Requirement: In the entries below, find every line with the string "Français" and copy it.
The input Start Marker
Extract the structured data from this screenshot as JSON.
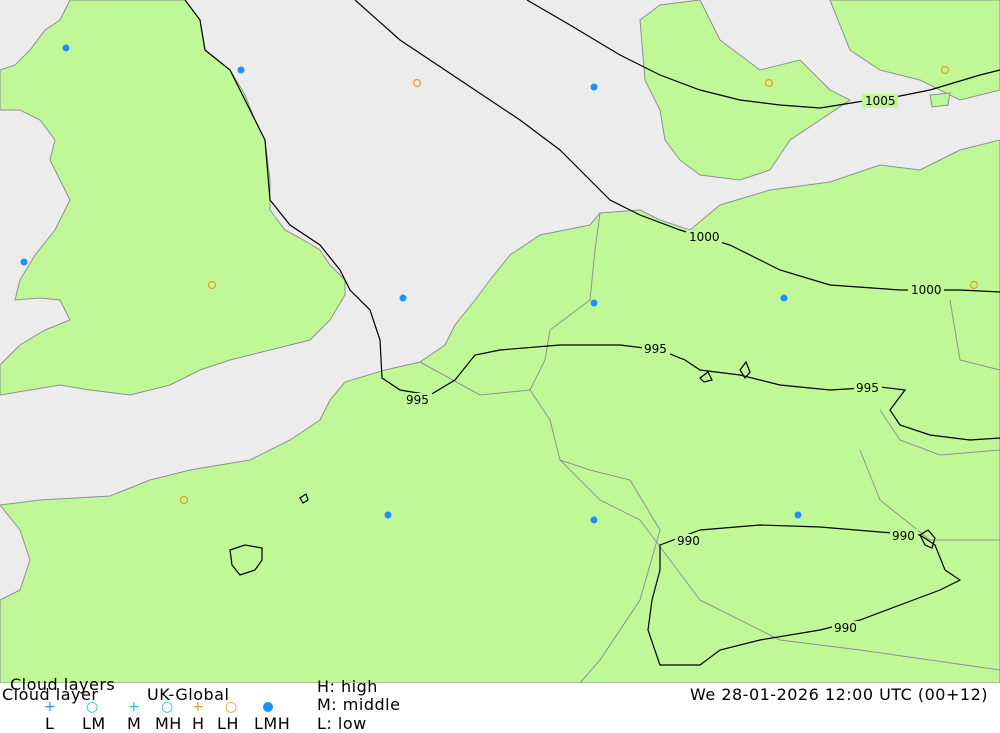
{
  "title": "Cloud layers",
  "subtitle_left": "Cloud layer",
  "model": "UK-Global",
  "datetime": "We 28-01-2026 12:00 UTC (00+12)",
  "legend": {
    "symbols": [
      {
        "label": "L",
        "icon": "plus-icon",
        "color": "#1e90ff"
      },
      {
        "label": "LM",
        "icon": "ring-icon",
        "color": "#1ec8c8"
      },
      {
        "label": "M",
        "icon": "plus-icon",
        "color": "#1ec8c8"
      },
      {
        "label": "MH",
        "icon": "ring-icon",
        "color": "#1ec8c8"
      },
      {
        "label": "H",
        "icon": "plus-icon",
        "color": "#e0a020"
      },
      {
        "label": "LH",
        "icon": "ring-icon",
        "color": "#e0a020"
      },
      {
        "label": "LMH",
        "icon": "filled-dot-icon",
        "color": "#1e90ff"
      }
    ],
    "key": {
      "high": "H: high",
      "middle": "M: middle",
      "low": "L: low"
    }
  },
  "isobars": [
    "1005",
    "1000",
    "1000",
    "995",
    "995",
    "995",
    "990",
    "990",
    "990"
  ],
  "colors": {
    "land": "#c0f898",
    "sea": "#ececec",
    "coast": "#909090",
    "isobar": "#000000",
    "lmh_marker": "#1e90ff",
    "lh_marker": "#e0a020"
  }
}
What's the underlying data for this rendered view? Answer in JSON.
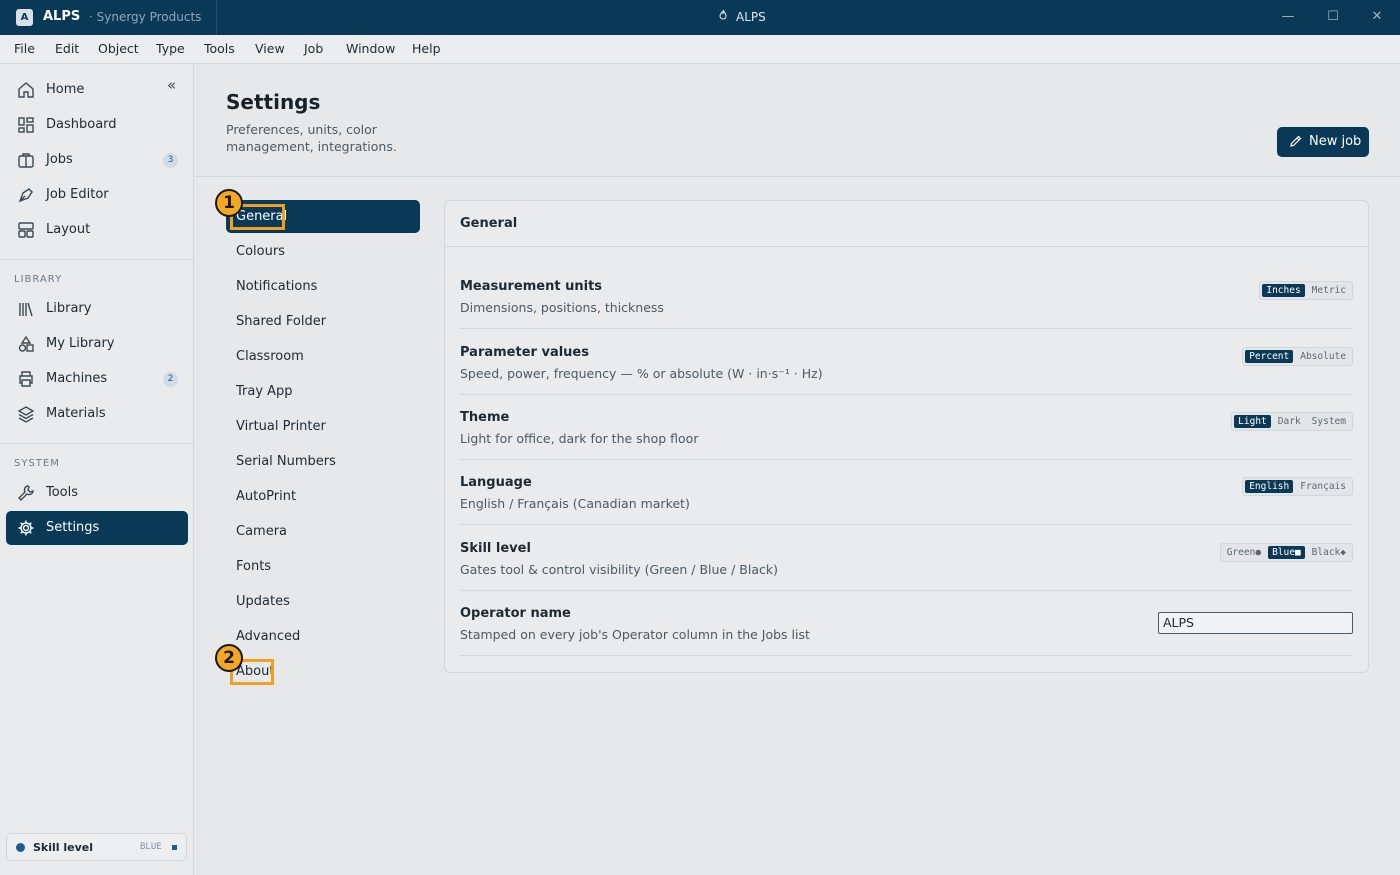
{
  "titlebar": {
    "app_badge": "A",
    "app_name": "ALPS",
    "subtitle": "· Synergy Products",
    "window_title": "ALPS",
    "minimize": "—",
    "maximize": "☐",
    "close": "✕"
  },
  "menu": [
    "File",
    "Edit",
    "Object",
    "Type",
    "Tools",
    "View",
    "Job",
    "Window",
    "Help"
  ],
  "sidebar": {
    "collapse": "«",
    "items": [
      {
        "label": "Home",
        "icon": "home-icon"
      },
      {
        "label": "Dashboard",
        "icon": "dashboard-icon"
      },
      {
        "label": "Jobs",
        "icon": "briefcase-icon",
        "badge": "3"
      },
      {
        "label": "Job Editor",
        "icon": "pen-tool-icon"
      },
      {
        "label": "Layout",
        "icon": "layout-icon"
      }
    ],
    "library_label": "LIBRARY",
    "library_items": [
      {
        "label": "Library",
        "icon": "books-icon"
      },
      {
        "label": "My Library",
        "icon": "shapes-icon"
      },
      {
        "label": "Machines",
        "icon": "printer-icon",
        "badge": "2"
      },
      {
        "label": "Materials",
        "icon": "layers-icon"
      }
    ],
    "system_label": "SYSTEM",
    "system_items": [
      {
        "label": "Tools",
        "icon": "wrench-icon"
      },
      {
        "label": "Settings",
        "icon": "gear-icon"
      }
    ],
    "skill": {
      "label": "Skill level",
      "value": "BLUE"
    }
  },
  "header": {
    "title": "Settings",
    "description": "Preferences, units, color management, integrations.",
    "new_job": "New job"
  },
  "subnav": [
    "General",
    "Colours",
    "Notifications",
    "Shared Folder",
    "Classroom",
    "Tray App",
    "Virtual Printer",
    "Serial Numbers",
    "AutoPrint",
    "Camera",
    "Fonts",
    "Updates",
    "Advanced",
    "About"
  ],
  "markers": {
    "m1": "1",
    "m2": "2"
  },
  "panel": {
    "title": "General",
    "rows": [
      {
        "label": "Measurement units",
        "desc": "Dimensions, positions, thickness",
        "options": [
          "Inches",
          "Metric"
        ],
        "selected": "Inches"
      },
      {
        "label": "Parameter values",
        "desc": "Speed, power, frequency — % or absolute (W · in·s⁻¹ · Hz)",
        "options": [
          "Percent",
          "Absolute"
        ],
        "selected": "Percent"
      },
      {
        "label": "Theme",
        "desc": "Light for office, dark for the shop floor",
        "options": [
          "Light",
          "Dark",
          "System"
        ],
        "selected": "Light"
      },
      {
        "label": "Language",
        "desc": "English / Français (Canadian market)",
        "options": [
          "English",
          "Français"
        ],
        "selected": "English"
      },
      {
        "label": "Skill level",
        "desc": "Gates tool & control visibility (Green / Blue / Black)",
        "options": [
          "Green●",
          "Blue■",
          "Black◆"
        ],
        "selected": "Blue■"
      },
      {
        "label": "Operator name",
        "desc": "Stamped on every job's Operator column in the Jobs list",
        "value": "ALPS"
      }
    ]
  },
  "colors": {
    "primary": "#0a3957",
    "highlight": "#f0a020",
    "marker": "#f5a623"
  }
}
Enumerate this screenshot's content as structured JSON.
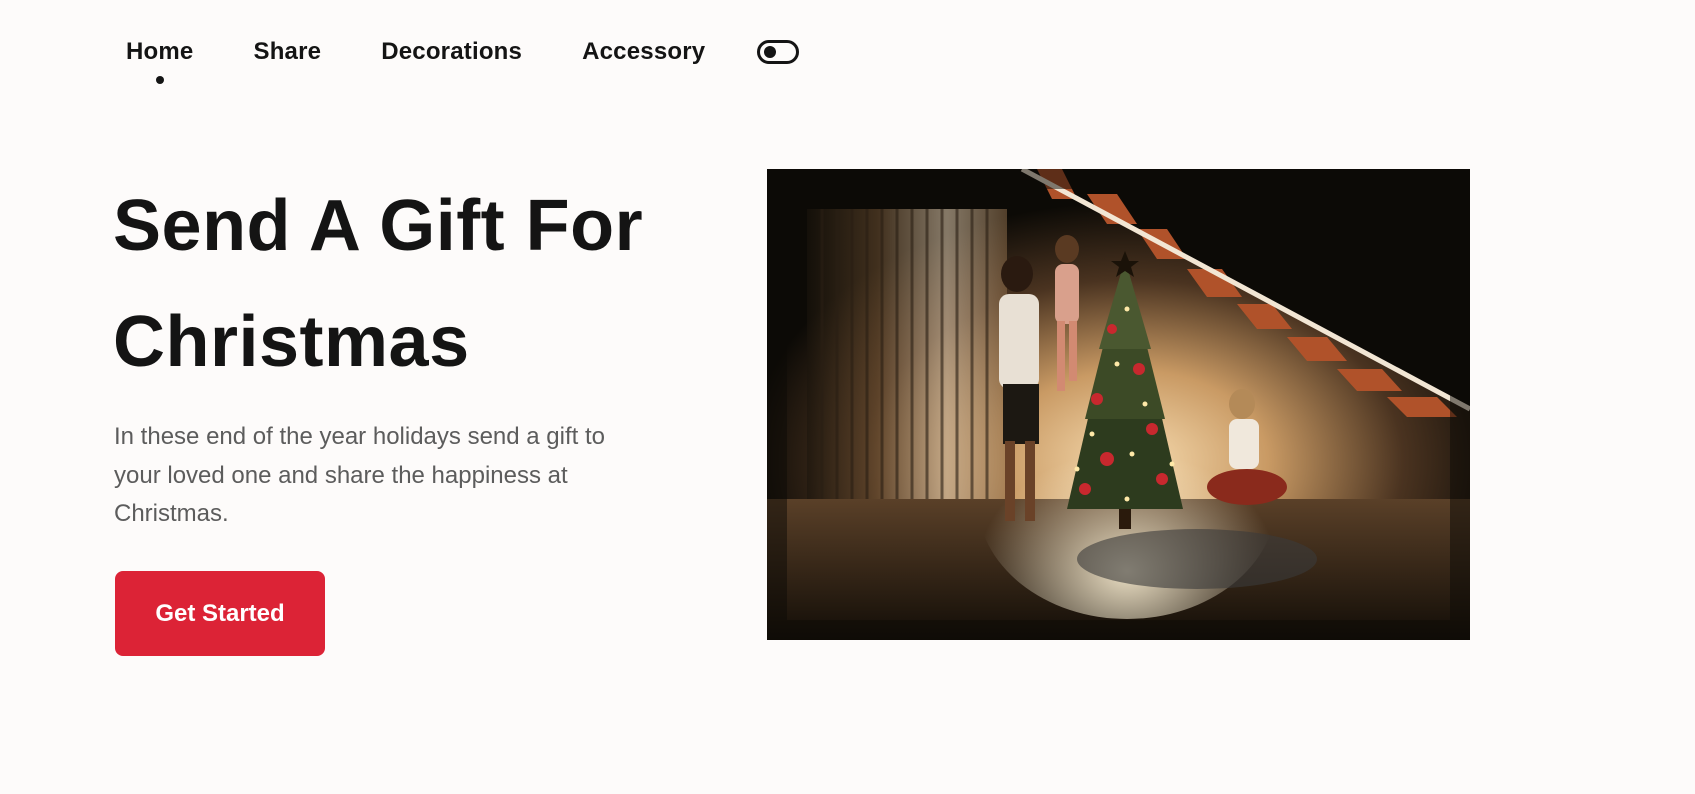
{
  "nav": {
    "items": [
      {
        "label": "Home",
        "active": true
      },
      {
        "label": "Share",
        "active": false
      },
      {
        "label": "Decorations",
        "active": false
      },
      {
        "label": "Accessory",
        "active": false
      }
    ],
    "theme_toggle_icon": "toggle-icon"
  },
  "hero": {
    "title_line1": "Send A Gift For",
    "title_line2": "Christmas",
    "description": "In these end of the year holidays send a gift to your loved one and share the happiness at Christmas.",
    "cta_label": "Get Started",
    "image_icon": "family-decorating-christmas-tree-photo"
  },
  "colors": {
    "background": "#fdfbfa",
    "text": "#141414",
    "muted_text": "#5c5c5c",
    "accent": "#dc2336"
  }
}
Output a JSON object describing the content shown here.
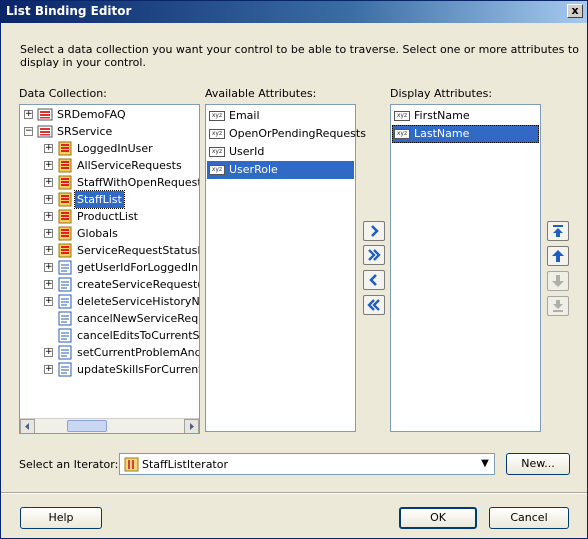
{
  "window": {
    "title": "List Binding Editor",
    "close_glyph": "x"
  },
  "description": "Select a data collection you want your control to be able to traverse. Select one or more attributes to display in your control.",
  "labels": {
    "data_collection": "Data Collection:",
    "available_attributes": "Available Attributes:",
    "display_attributes": "Display Attributes:",
    "iterator": "Select an Iterator:"
  },
  "tree": {
    "items": [
      {
        "label": "SRDemoFAQ",
        "icon": "datacontrol-icon",
        "expander": "+"
      },
      {
        "label": "SRService",
        "icon": "datacontrol-icon",
        "expander": "−"
      },
      {
        "label": "LoggedInUser",
        "icon": "collection-icon",
        "expander": "+"
      },
      {
        "label": "AllServiceRequests",
        "icon": "collection-icon",
        "expander": "+"
      },
      {
        "label": "StaffWithOpenRequests",
        "icon": "collection-icon",
        "expander": "+"
      },
      {
        "label": "StaffList",
        "icon": "collection-icon",
        "expander": "+",
        "selected": true
      },
      {
        "label": "ProductList",
        "icon": "collection-icon",
        "expander": "+"
      },
      {
        "label": "Globals",
        "icon": "collection-icon",
        "expander": "+"
      },
      {
        "label": "ServiceRequestStatusList",
        "icon": "collection-icon",
        "expander": "+"
      },
      {
        "label": "getUserIdForLoggedInUser",
        "icon": "method-icon",
        "expander": "+"
      },
      {
        "label": "createServiceRequest(String",
        "icon": "method-icon",
        "expander": "+"
      },
      {
        "label": "deleteServiceHistoryNotes",
        "icon": "method-icon",
        "expander": "+"
      },
      {
        "label": "cancelNewServiceRequest",
        "icon": "method-icon",
        "expander": ""
      },
      {
        "label": "cancelEditsToCurrentService",
        "icon": "method-icon",
        "expander": ""
      },
      {
        "label": "setCurrentProblemAndAssign",
        "icon": "method-icon",
        "expander": "+"
      },
      {
        "label": "updateSkillsForCurrentStaff",
        "icon": "method-icon",
        "expander": "+"
      }
    ]
  },
  "available_attributes": [
    {
      "label": "Email",
      "icon": "xyz-attribute-icon"
    },
    {
      "label": "OpenOrPendingRequests",
      "icon": "xyz-attribute-icon"
    },
    {
      "label": "UserId",
      "icon": "xyz-attribute-icon"
    },
    {
      "label": "UserRole",
      "icon": "xyz-attribute-icon",
      "selected": true
    }
  ],
  "display_attributes": [
    {
      "label": "FirstName",
      "icon": "xyz-attribute-icon"
    },
    {
      "label": "LastName",
      "icon": "xyz-attribute-icon",
      "selected": true
    }
  ],
  "iterator": {
    "value": "StaffListIterator",
    "new_label": "New..."
  },
  "buttons": {
    "help": "Help",
    "ok": "OK",
    "cancel": "Cancel"
  },
  "colors": {
    "selection": "#316ac5",
    "dialog_bg": "#ece9d8",
    "title_bar": "#0a246a"
  }
}
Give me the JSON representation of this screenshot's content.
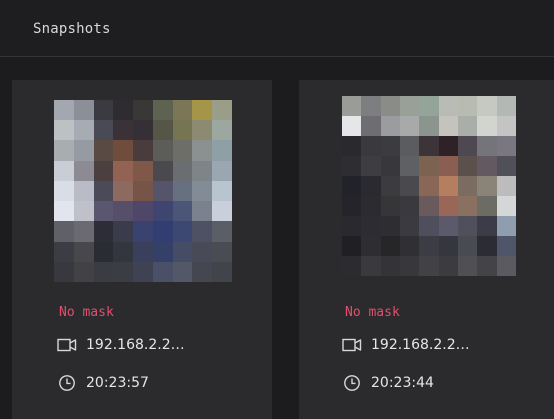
{
  "header": {
    "title": "Snapshots"
  },
  "snapshots": [
    {
      "status": "No mask",
      "ip": "192.168.2.2…",
      "time": "20:23:57",
      "pixels": [
        "#a3a8b0",
        "#8c8f98",
        "#3b3a40",
        "#2e2c30",
        "#3a3836",
        "#5e6250",
        "#7a7656",
        "#a49548",
        "#9a9e88",
        "#bcc2c4",
        "#a6abb4",
        "#4a4a55",
        "#3a3236",
        "#343036",
        "#555548",
        "#767552",
        "#8c8a70",
        "#9ca7a0",
        "#a8aeb0",
        "#959aa3",
        "#5a4a44",
        "#704c3c",
        "#4a3c3c",
        "#5c5c58",
        "#6d6e68",
        "#8a9190",
        "#8ea0a6",
        "#c8cdd6",
        "#8e8a94",
        "#4b3f40",
        "#926252",
        "#80584a",
        "#4a4a4e",
        "#6a6e70",
        "#7e8588",
        "#9aa7b0",
        "#d8dde6",
        "#b9bbc6",
        "#4b4a58",
        "#8c6a60",
        "#765448",
        "#55546a",
        "#667080",
        "#828c96",
        "#b8c4ce",
        "#e2e5ee",
        "#bfc0ca",
        "#5a5670",
        "#574e6a",
        "#50466a",
        "#3e4570",
        "#4a5578",
        "#7a8290",
        "#c9d0dc",
        "#5f6068",
        "#6a6a70",
        "#2c2d36",
        "#3a3c4c",
        "#3a4270",
        "#303e72",
        "#3c4772",
        "#4e5064",
        "#5b5e66",
        "#3c3d44",
        "#48484c",
        "#2a2c34",
        "#34363f",
        "#3a3f5c",
        "#354068",
        "#454c66",
        "#484a58",
        "#4a4c54",
        "#38393e",
        "#414146",
        "#3a3c42",
        "#3b3d44",
        "#3e4252",
        "#4a5068",
        "#535868",
        "#444650",
        "#42444c"
      ]
    },
    {
      "status": "No mask",
      "ip": "192.168.2.2…",
      "time": "20:23:44",
      "pixels": [
        "#9a9c98",
        "#7c7e80",
        "#8a8c88",
        "#98a098",
        "#94a498",
        "#b8bcb4",
        "#b8bcb0",
        "#c6c8c2",
        "#b4b8b4",
        "#e4e6e8",
        "#6e6e72",
        "#9a9ca0",
        "#a8aaaa",
        "#8c948e",
        "#c4c4bc",
        "#aaaea8",
        "#d2d4d0",
        "#c4c4c4",
        "#2a2a2e",
        "#3a3a3e",
        "#3c3c40",
        "#5a5c60",
        "#3c3438",
        "#2e2226",
        "#4e4852",
        "#75747a",
        "#7a7682",
        "#2e2e32",
        "#3e3e42",
        "#38383c",
        "#5e6064",
        "#7c6250",
        "#8a5e50",
        "#5c504c",
        "#625a60",
        "#505058",
        "#22222a",
        "#2a2a30",
        "#3c3c40",
        "#4a4a4e",
        "#8a6656",
        "#b67e60",
        "#7a6c60",
        "#8a8478",
        "#bcbcbc",
        "#24242a",
        "#2c2c30",
        "#363638",
        "#3a3a3e",
        "#6a5a5c",
        "#9a6658",
        "#8a7060",
        "#6c6c64",
        "#d4d6d8",
        "#2a2a2e",
        "#2c2c32",
        "#2e2e32",
        "#3a3a40",
        "#4e4e5c",
        "#5c5a6a",
        "#50505c",
        "#3c3c48",
        "#8e9eae",
        "#202024",
        "#2e2e32",
        "#262628",
        "#303034",
        "#3c3c44",
        "#363640",
        "#484c52",
        "#2c2c34",
        "#50566a",
        "#2c2c30",
        "#3a3a3e",
        "#343438",
        "#38383c",
        "#424246",
        "#3c3c40",
        "#505054",
        "#444448",
        "#5a5a60"
      ]
    }
  ]
}
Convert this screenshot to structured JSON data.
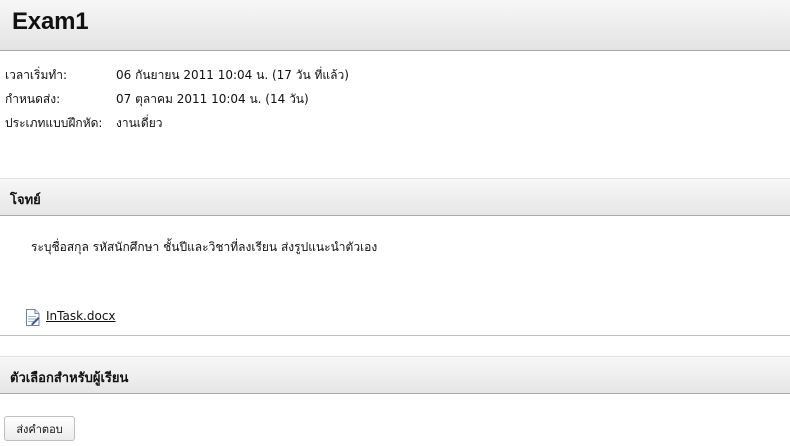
{
  "assignment": {
    "title": "Exam1"
  },
  "meta": {
    "start": {
      "label": "เวลาเริ่มทำ:",
      "value": "06 กันยายน 2011 10:04 น. (17 วัน ที่แล้ว)"
    },
    "due": {
      "label": "กำหนดส่ง:",
      "value": "07 ตุลาคม 2011 10:04 น. (14 วัน)"
    },
    "type": {
      "label": "ประเภทแบบฝึกหัด:",
      "value": "งานเดี่ยว"
    }
  },
  "question_section": {
    "heading": "โจทย์",
    "instructions": "ระบุชื่อสกุล รหัสนักศึกษา ชั้นปีและวิชาที่ลงเรียน  ส่งรูปแนะนำตัวเอง",
    "attachment": {
      "filename": "InTask.docx",
      "icon": "document-icon"
    }
  },
  "student_section": {
    "heading": "ตัวเลือกสำหรับผู้เรียน",
    "submit_label": "ส่งคำตอบ"
  }
}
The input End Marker
Finished task:
        "desc": "English / Français (Canadian market)",
          "Français"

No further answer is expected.